This means the government’s efforts to safeguard public health are succumbing to the various tactics the tobacco industry employs to promote and expand business
Bangladesh's progress in protecting its health policy from the interference of the tobacco industry is far from satisfactory, a study of 33 countries has found.
This means the government's efforts to safeguard public health are succumbing to the various tactics the tobacco industry employs to promote and expand business.
Bangladesh lags far behind in implementing anti-tobacco measures to protect national health. The country lies third from the bottom on the Global Tobacco Industry Interference Index.
Jordan's position is second from bottom while Japan is at the bottom as it faced the highest levels of industry meddling.
The index, which is the first of its kind, was released by Stopping Tobacco Organisations and Products (Stop). Stop is a partnership between the Tobacco Control Research Group at the University of Bath, the Global Centre for Good Governance in Tobacco Control, The International Union Against Tuberculosis and Lung Disease, and Vital Strategies.
Failing to restrain tobacco use has two harsh consequences – it leads to a significant rise in tobacco-related illness and deaths, and deals a serious blow to the economy.
The economic cost is substantial as governments spend significant amounts on healthcare costs for treating the diseases caused by tobacco use, as well as dealing with the loss of productivity.
The Stop report has detailed a number of factors behind Bangladesh's poor ranking on the index.
Lack of government commitment
An all-encompassing government commitment is one of the key requirements to resist industry interference, as the key to tackle this meddling lies in the hands of the government.
Incumbent or retired government officials getting involved in the industry gives rise to a conflict of interest, weakening tobacco control measures.
A former senior secretary of the Ministry of Agriculture and a former secretary of the Ministry of Industries joined British American Tobacco Bangladesh as independent directors, playing a direct role in the company's promotion and expansion.
This has also happened in Pakistan and Sri Lanka.
Engaging non-health departments as pawns
The tobacco industry often lobbies non-health departments of the government, such as finance, commerce and trade, to advance its agenda.
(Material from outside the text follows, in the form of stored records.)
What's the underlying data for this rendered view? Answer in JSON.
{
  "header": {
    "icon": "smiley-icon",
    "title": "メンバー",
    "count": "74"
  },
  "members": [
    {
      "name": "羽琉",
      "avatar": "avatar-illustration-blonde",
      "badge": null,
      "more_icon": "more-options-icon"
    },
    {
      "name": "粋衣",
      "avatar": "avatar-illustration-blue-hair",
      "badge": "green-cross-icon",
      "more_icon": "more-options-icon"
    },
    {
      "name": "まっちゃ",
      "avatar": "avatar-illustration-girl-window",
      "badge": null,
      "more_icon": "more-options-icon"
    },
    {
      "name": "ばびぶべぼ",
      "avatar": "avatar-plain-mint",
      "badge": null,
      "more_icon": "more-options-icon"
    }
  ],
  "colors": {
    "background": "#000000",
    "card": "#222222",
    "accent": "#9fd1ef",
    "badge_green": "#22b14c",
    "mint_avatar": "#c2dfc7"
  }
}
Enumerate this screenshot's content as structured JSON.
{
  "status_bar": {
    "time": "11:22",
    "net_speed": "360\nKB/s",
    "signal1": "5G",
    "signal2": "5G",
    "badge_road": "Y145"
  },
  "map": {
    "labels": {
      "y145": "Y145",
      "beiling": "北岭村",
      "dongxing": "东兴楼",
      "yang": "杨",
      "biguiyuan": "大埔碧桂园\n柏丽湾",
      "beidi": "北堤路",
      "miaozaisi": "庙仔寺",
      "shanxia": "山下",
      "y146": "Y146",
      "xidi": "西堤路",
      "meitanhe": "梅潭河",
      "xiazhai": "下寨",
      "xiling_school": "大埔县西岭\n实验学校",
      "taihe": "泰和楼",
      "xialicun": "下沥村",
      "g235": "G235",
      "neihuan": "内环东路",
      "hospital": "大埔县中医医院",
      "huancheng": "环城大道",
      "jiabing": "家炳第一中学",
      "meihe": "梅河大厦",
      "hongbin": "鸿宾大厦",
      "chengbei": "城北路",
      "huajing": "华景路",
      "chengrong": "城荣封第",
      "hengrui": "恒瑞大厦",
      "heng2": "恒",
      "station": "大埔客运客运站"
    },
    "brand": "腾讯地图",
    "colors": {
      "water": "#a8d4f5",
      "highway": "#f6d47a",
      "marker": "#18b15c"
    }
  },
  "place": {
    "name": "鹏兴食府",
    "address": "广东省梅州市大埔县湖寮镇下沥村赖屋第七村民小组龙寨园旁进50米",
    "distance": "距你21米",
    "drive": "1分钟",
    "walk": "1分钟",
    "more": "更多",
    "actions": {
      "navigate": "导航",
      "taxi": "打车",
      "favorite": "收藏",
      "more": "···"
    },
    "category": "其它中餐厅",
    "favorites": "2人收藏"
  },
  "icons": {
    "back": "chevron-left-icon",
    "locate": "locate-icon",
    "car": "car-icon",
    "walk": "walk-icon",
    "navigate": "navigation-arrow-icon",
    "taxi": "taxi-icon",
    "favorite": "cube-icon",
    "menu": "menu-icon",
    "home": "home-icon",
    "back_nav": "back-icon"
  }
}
This undermines tobacco control policies.
The bidi industry in Bangladesh interfered in government attempts to apply tax on bidis. Upon meeting the finance and commerce ministers, the Bangladesh Bidi Owners Association submitted its proposals for the 2018-19 budget that included tax reduction requests and a request for cottage industry status for the bidi industry.
This caused bidi prices (non-filter) to remain unchanged in that budget.
CSR activities with ulterior agenda
The tobacco industry's CSR (Corporate Social Responsibility) activities, in most cases, are wolves in sheep's clothing.
The underlying motive for providing aid during natural calamities and funding poverty alleviation projects is to buy public goodwill and make political gain.
British American Tobacco Bangladesh deposited Tk8.82 crore to the Bangladesh Labour Welfare Foundation fund under the Ministry of Labour and Employment.
The ministry promoted this donation on its official Facebook page while Bangladesh Labour Welfare Foundation acknowledged British American Tobacco Bangladesh as its partner organisation.
Endorsement of business expansion
Endorsing tobacco business expansion is another form of interference that Bangladesh has faced.
In 2018, the government endorsed Japan Tobacco International to expand its business in Bangladesh through foreign direct investment as the company acquired Akij Group for $1.47 billion.
The executive chairman of the Bangladesh Investment Development Authority was present at the deal signing ceremony.
Delay in precautionary measure implementation
Printing health warnings on tobacco packs was delayed by two years in Bangladesh.
With interference from the Bangladesh Cigarette Manufacturers Association, the law ministry gave the tobacco industry temporary permission in 2016 to print pictorial health warnings on the lower part of packs until 2017.
In July 2017, the health ministry then ordered tobacco companies to print such warnings on the more prominent upper half of tobacco packs from September 19 that year, revoking the earlier order.
However, following a petition by the association, the High Court postponed the order until May 2018.
Unnecessary industry interactions
There have been unnecessary interactions with the tobacco industry by government officials in Bangladesh.
Most of such interactions with British American Tobacco involved attending award ceremonies, such as the 'Most Female-Friendly Organisation' at the Women Leadership Summit where the international affairs adviser to the prime minister, Gowher Rizvi, presented the awards.
Lack of transparency
Lack of transparency in interactions with the tobacco industry is a problem faced by most countries, including Bangladesh.
In 2017, the Customs Intelligence and Investigation Directorate received funds from the Bangladesh Cigarette Manufacturers Association to observe a 'Cigarette Smuggling Prevention Week'. This was halted after exposure in the press.
However, it was replaced with British American Tobacco providing information to the National Bureau of Revenue to reduce illegal cigarette trade.